The Court rejected Fannie Mae’s argument based on a “second set of cases [addressing] provisions authorizing suit for a violation of a statute” as well as a third set of cases that “interpreted provisions making federal jurisdiction over certain causes of action exclusive” because none of the cases “suggest that Congress in 1954 would have surveyed the jurisprudential landscape and necessarily concluded that the courts had already settled the question of whether a sue-and-be-sued clause containing the phrase ‘court of competent jurisdiction’ confers jurisdiction on the federal courts.”
The Court also rejected Fannie Mae’s argument that there was no indication that Congress intended to change the original grant of jurisdiction to federal courts enacted in 1934 when it amended the sue-and-be-sued clause in 1954 because “[t]he addition in 1954 of ‘court of competent jurisdiction,’ a phrase that, as discussed, carries a clear meaning, means that the current sue-and-be-sued clause does not confer jurisdiction.”
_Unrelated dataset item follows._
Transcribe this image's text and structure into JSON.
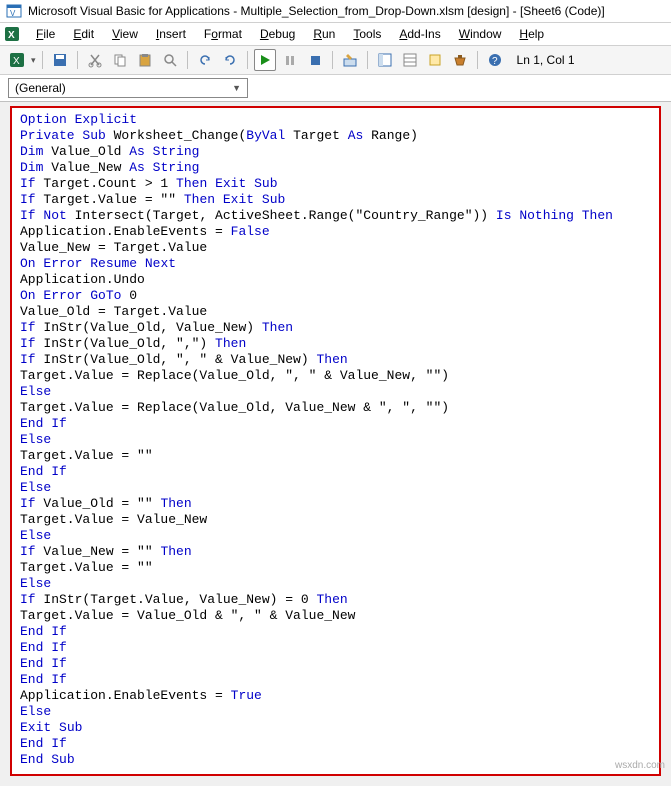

Finally, the Supreme Court recognized that “[s]uits involving Freddie Mac may be brought in federal court.”
However, the Court rejected Fannie Mae’s argument that because its “sibling rival, the Federal Home Loan Corporation, known as Freddie Mac,” has the power under its applicable statutes “to sue and be sued, complain and defend, in any State, Federal, or other court” and that Freddie Mac is a federal agency and civil actions against it may be removed to federal district court before trial, “there is no good reason to think that Congress gave Freddie Mac fuller access to the federal courts than it has.”
The Court explained that “[l]eaving aside the clear textual indications suggesting that Congress did just that, a plausible reason does exist.” Namely, in 1970, “when Freddie Mac’s sue-and-be-sued clause and related jurisdictional provisions were enacted, Freddie Mac was a Government-owned corporation. … Fannie Mae, on the other hand, had already transitioned into a privately owned corporation.”
In addition, the Court reasoned that Fannie Mae’s argument “contains a deeper flaw. The doors to federal court remain open to Fannie Mae through diversity and federal question jurisdiction.”
Accordingly, the Court reversed the Ninth Circuit’s ruling.